I wanted the Latin translation for 'Born to surf' or maybe 'Born to ride the waves' or, to unpack it even further, maybe even 'My life is devoted to riding the waves' might be more appropriate, given that surfing probably wasn't as popular during Roman times as it is today.

And then 'Born to skate' which I can see might be very difficult.

thanks, Phil


Civis Illustris
Since you've given us a useful phrase* I'll return the favor :) Arti undis uectandi deditus sum= I'm devoted to riding upon the waves. Capitalised, the u's become V's
*Cauete Bitmap animosum! Ipse dixit


New Member
Thank you, that will do very nicely!

I'll lose the ''born to skate' reference as I see that this is indeed 'ridiculous' (thank you bitmap) in the context of ancient Rome.

I have another phrase which I would love to get translated:

'Let the dolphins swim free'

thanks in advance, Phillip


Staff member
Ah, that should be an easy one: liberi nent delphini. The words can be arranged in any order, but I like that order in particular, since it puts the primary emphasis on "free", and secondary on "dolphins".

Edit: Fixed


New Member
Wow! That's really really beautiful. You never know, you might see on a Greenpeace T-shirt one day. Thanks.

On further reflection I would like to retain the 'Born to Skate' reference. So maybe something like 'My life is devoted to riding (or travelling) the roads'.

Again, many thanks for all your hard work.

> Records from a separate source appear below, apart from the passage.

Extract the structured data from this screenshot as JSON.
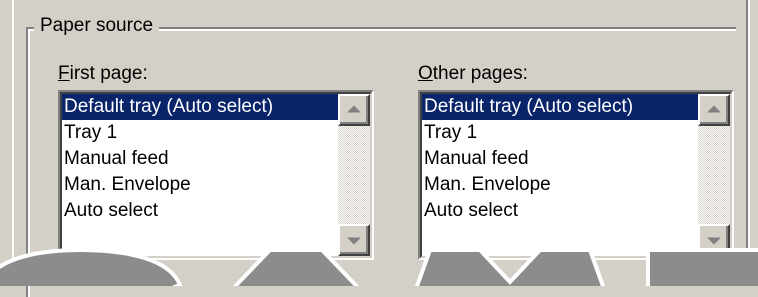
{
  "group": {
    "legend": "Paper source"
  },
  "first_page": {
    "label_accel": "F",
    "label_rest": "irst page:",
    "items": [
      "Default tray (Auto select)",
      "Tray 1",
      "Manual feed",
      "Man. Envelope",
      "Auto select"
    ],
    "selected_index": 0
  },
  "other_pages": {
    "label_accel": "O",
    "label_rest": "ther pages:",
    "items": [
      "Default tray (Auto select)",
      "Tray 1",
      "Manual feed",
      "Man. Envelope",
      "Auto select"
    ],
    "selected_index": 0
  },
  "colors": {
    "dialog_bg": "#d4d0c8",
    "selection_bg": "#0a246a",
    "selection_fg": "#ffffff",
    "watermark": "#8c8c8c"
  },
  "watermark": {
    "text": "SAMPLE",
    "icon": "watermark-logo"
  }
}
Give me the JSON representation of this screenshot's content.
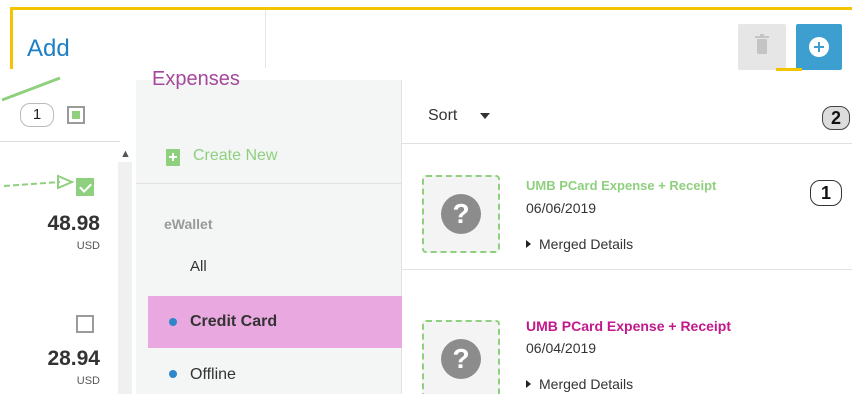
{
  "header": {
    "title": "Add",
    "delete_icon": "trash-icon",
    "add_icon": "plus-circle-icon"
  },
  "left_list": {
    "step_badge": "1",
    "rows": [
      {
        "amount": "48.98",
        "currency": "USD",
        "checked": true
      },
      {
        "amount": "28.94",
        "currency": "USD",
        "checked": false
      }
    ]
  },
  "categories": {
    "title": "Expenses",
    "create_new": "Create New",
    "group_label": "eWallet",
    "all": "All",
    "credit_card": "Credit Card",
    "offline": "Offline"
  },
  "main": {
    "sort_label": "Sort",
    "step_badge_sort": "2",
    "step_badge_item": "1",
    "items": [
      {
        "title": "UMB PCard Expense + Receipt",
        "date": "06/06/2019",
        "merged": "Merged Details"
      },
      {
        "title": "UMB PCard Expense + Receipt",
        "date": "06/04/2019",
        "merged": "Merged Details"
      }
    ]
  },
  "colors": {
    "accent_blue": "#3d9fcf",
    "title_blue": "#1d7fc4",
    "magenta": "#c2188b",
    "highlight_pink": "#e9a8e0",
    "green": "#8fd07e",
    "frame_yellow": "#f5c400"
  }
}
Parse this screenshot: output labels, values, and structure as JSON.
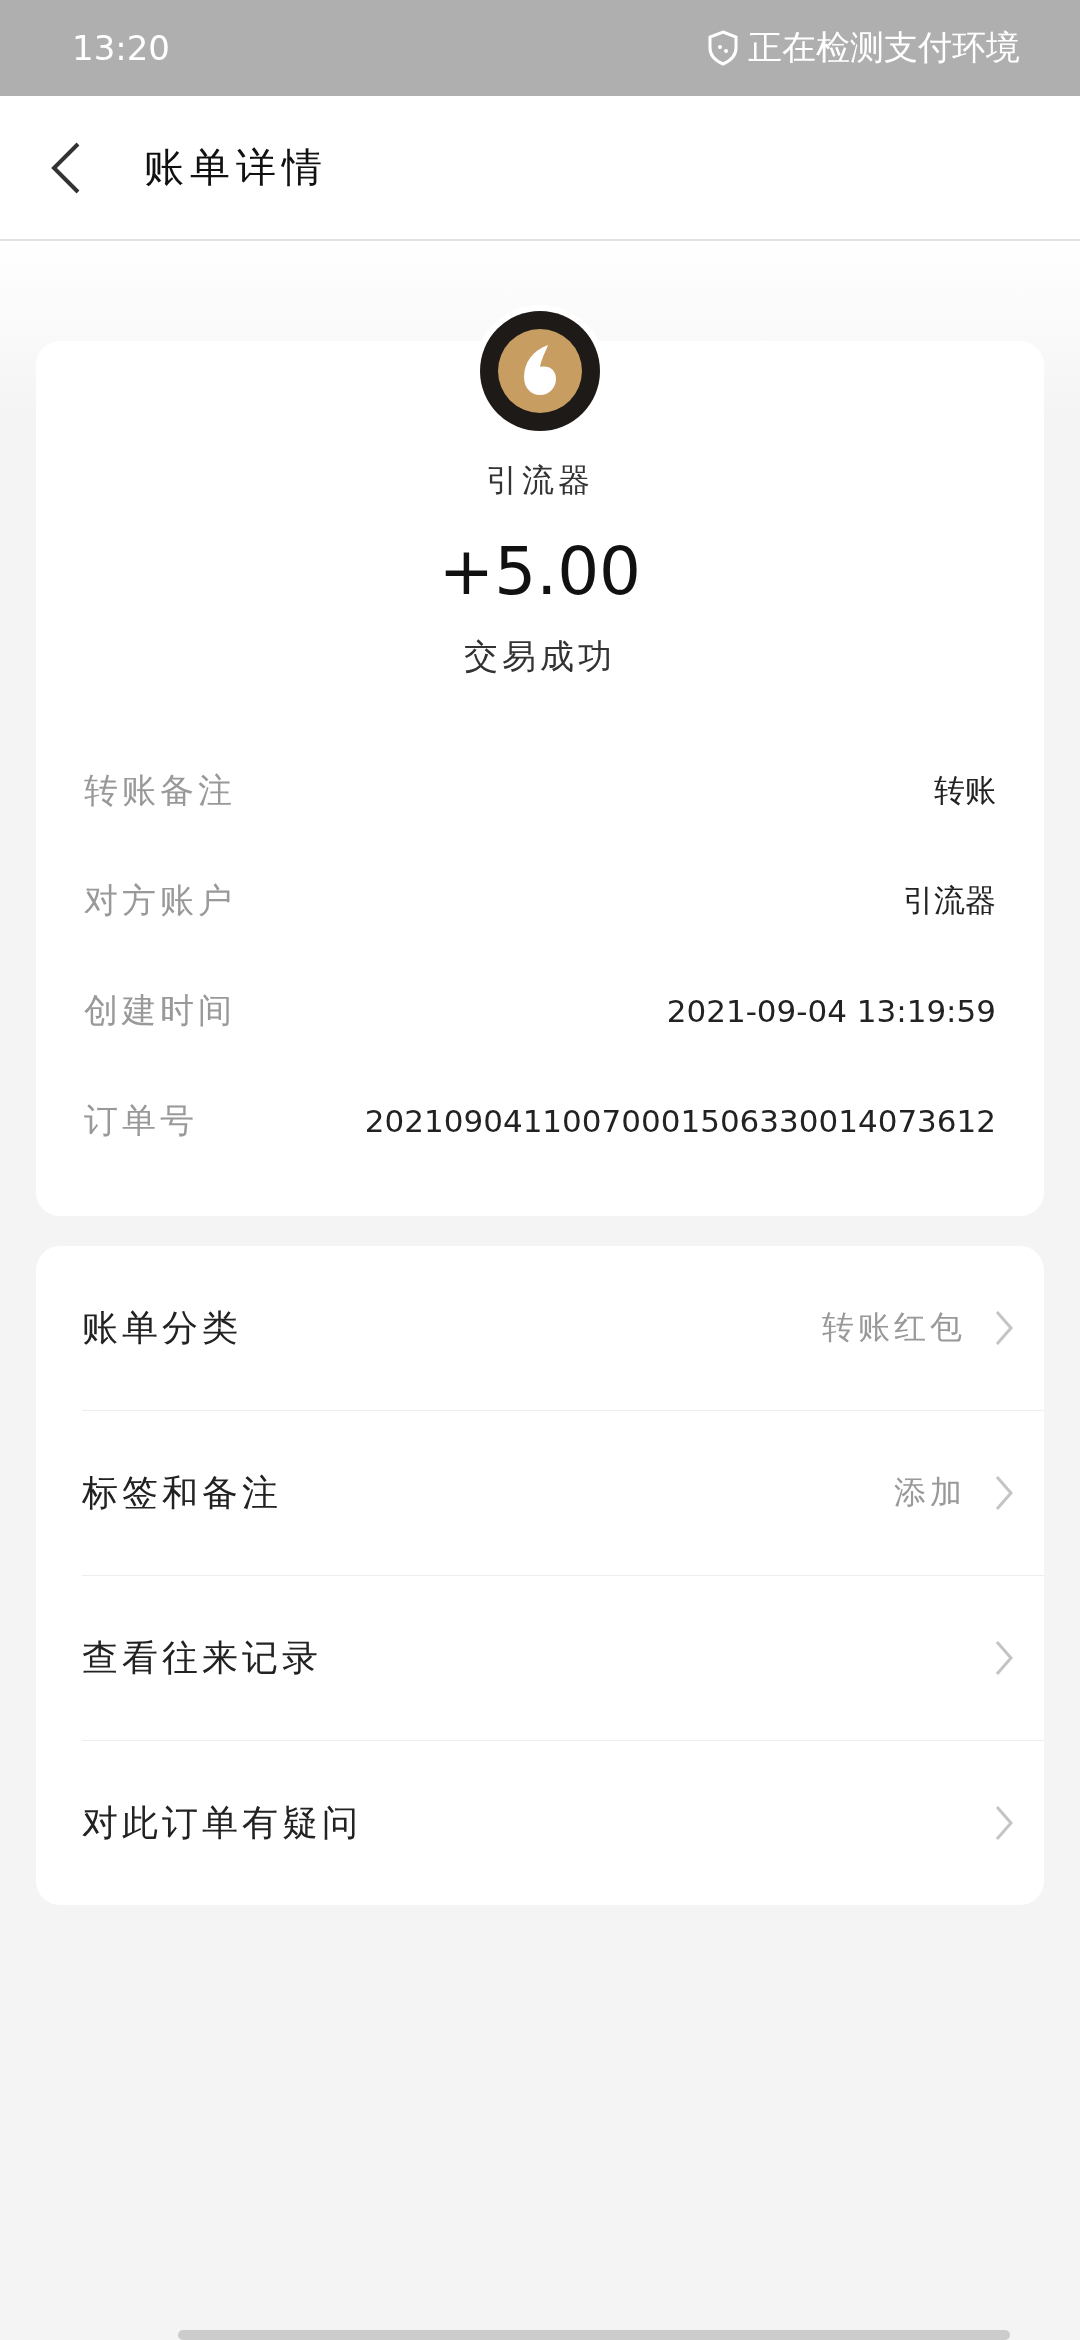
{
  "status_bar": {
    "time": "13:20",
    "notice": "正在检测支付环境"
  },
  "header": {
    "title": "账单详情"
  },
  "summary": {
    "name": "引流器",
    "amount": "+5.00",
    "status": "交易成功"
  },
  "details": [
    {
      "label": "转账备注",
      "value": "转账"
    },
    {
      "label": "对方账户",
      "value": "引流器"
    },
    {
      "label": "创建时间",
      "value": "2021-09-04 13:19:59"
    },
    {
      "label": "订单号",
      "value": "20210904110070001506330014073612"
    }
  ],
  "actions": [
    {
      "label": "账单分类",
      "value": "转账红包"
    },
    {
      "label": "标签和备注",
      "value": "添加"
    },
    {
      "label": "查看往来记录"
    },
    {
      "label": "对此订单有疑问"
    }
  ]
}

And, of course, i will be crediting this excellent forum when the books are published in 2013.



Staff member
Romance words for skate:

Spanish: el pati'n/patinar
French: le patin/patiner
Italian: il pattino/pattinare
Portuguese: patim (m)/?
Romanian: ?/?

Manus Correctrix

All of those words are from the French patin, a diminutive of patte (‘animal leg, paw’), of non-Latin origin.

That might be a good source for a neologism if necessary, but I urge against it here. Make this professor use real Latin.


Staff member
Although not as good of a source as Bitmap or Cursor Nictans, none other than William Whitaker's WORDS has patino, -are, -avi, -atus as "skate (v.)" - NeoLatin, uncommon. The SOURCE_TYPE for this word is Calepinus Novus, modern Latin, by Guy Licoppe.

patina, -ae, f. also means "dish." - uncommon, SOURCE_TYPE = Cassell's Latin Dictionary.

patina made it into English as "green film on bronze."


Staff member
Presumably the Romans must have come into contact with people ice skating. Certainly, there is evidence of people skating in the mediaeval period. It seems odd that there is only a neo-latin word for it.


Staff member
Scrabulista, beware the wrath to come... from Imprecator.

I'd imagine that they probably had some word for ice-skating, but it was lost over the ages.

Here's my best shot at "born to skate" without inventing words:

natus ut rotis caligaribus vectus essem

Someone will probably either improve on this or ignore it completely as thay construct their own versions.